[Website and app data records]
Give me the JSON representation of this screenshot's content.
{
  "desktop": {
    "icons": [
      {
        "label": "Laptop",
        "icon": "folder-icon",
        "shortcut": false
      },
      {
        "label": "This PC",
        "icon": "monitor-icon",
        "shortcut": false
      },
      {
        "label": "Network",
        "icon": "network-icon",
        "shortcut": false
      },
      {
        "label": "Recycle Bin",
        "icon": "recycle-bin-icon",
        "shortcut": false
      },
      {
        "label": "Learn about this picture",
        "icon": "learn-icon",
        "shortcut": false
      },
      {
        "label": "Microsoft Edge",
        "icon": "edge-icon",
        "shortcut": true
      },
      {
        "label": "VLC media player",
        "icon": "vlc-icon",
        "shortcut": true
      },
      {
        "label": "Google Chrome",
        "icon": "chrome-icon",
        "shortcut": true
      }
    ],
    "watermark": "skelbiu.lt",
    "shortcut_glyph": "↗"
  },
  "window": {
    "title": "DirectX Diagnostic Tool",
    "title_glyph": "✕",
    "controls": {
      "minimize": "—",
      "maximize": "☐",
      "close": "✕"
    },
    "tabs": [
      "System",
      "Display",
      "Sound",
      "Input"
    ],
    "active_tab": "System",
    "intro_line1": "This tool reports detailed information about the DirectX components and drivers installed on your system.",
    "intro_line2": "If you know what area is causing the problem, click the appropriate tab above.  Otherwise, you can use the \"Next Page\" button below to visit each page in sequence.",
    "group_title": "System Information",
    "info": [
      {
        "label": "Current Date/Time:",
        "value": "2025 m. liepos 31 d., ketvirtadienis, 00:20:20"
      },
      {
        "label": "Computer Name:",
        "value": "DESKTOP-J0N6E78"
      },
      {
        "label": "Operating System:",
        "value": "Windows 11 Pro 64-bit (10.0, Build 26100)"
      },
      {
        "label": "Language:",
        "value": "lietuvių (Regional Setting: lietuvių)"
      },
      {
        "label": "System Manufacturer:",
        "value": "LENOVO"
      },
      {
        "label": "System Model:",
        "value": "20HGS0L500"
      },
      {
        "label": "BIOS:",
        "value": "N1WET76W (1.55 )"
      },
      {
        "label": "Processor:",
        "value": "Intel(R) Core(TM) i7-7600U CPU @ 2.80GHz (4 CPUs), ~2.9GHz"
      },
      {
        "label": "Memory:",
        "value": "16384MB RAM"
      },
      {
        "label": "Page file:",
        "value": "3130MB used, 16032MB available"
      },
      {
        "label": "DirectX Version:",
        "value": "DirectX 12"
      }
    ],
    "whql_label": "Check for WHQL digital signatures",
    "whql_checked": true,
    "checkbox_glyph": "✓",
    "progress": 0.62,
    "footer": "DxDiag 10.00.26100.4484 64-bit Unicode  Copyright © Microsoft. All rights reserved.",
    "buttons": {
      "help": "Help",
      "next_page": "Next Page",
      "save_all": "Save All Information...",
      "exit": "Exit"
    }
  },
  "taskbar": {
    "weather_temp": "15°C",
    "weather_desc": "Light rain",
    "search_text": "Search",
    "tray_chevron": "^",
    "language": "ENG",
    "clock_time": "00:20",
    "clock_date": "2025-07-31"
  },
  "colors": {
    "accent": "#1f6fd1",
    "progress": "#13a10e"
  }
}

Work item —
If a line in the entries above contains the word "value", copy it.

Exercise solution —
        "value": "2025 m. liepos 31 d., ketvirtadienis, 00:20:20"
        "value": "DESKTOP-J0N6E78"
        "value": "Windows 11 Pro 64-bit (10.0, Build 26100)"
        "value": "lietuvių (Regional Setting: lietuvių)"
        "value": "LENOVO"
        "value": "20HGS0L500"
        "value": "N1WET76W (1.55 )"
        "value": "Intel(R) Core(TM) i7-7600U CPU @ 2.80GHz (4 CPUs), ~2.9GHz"
        "value": "16384MB RAM"
        "value": "3130MB used, 16032MB available"
        "value": "DirectX 12"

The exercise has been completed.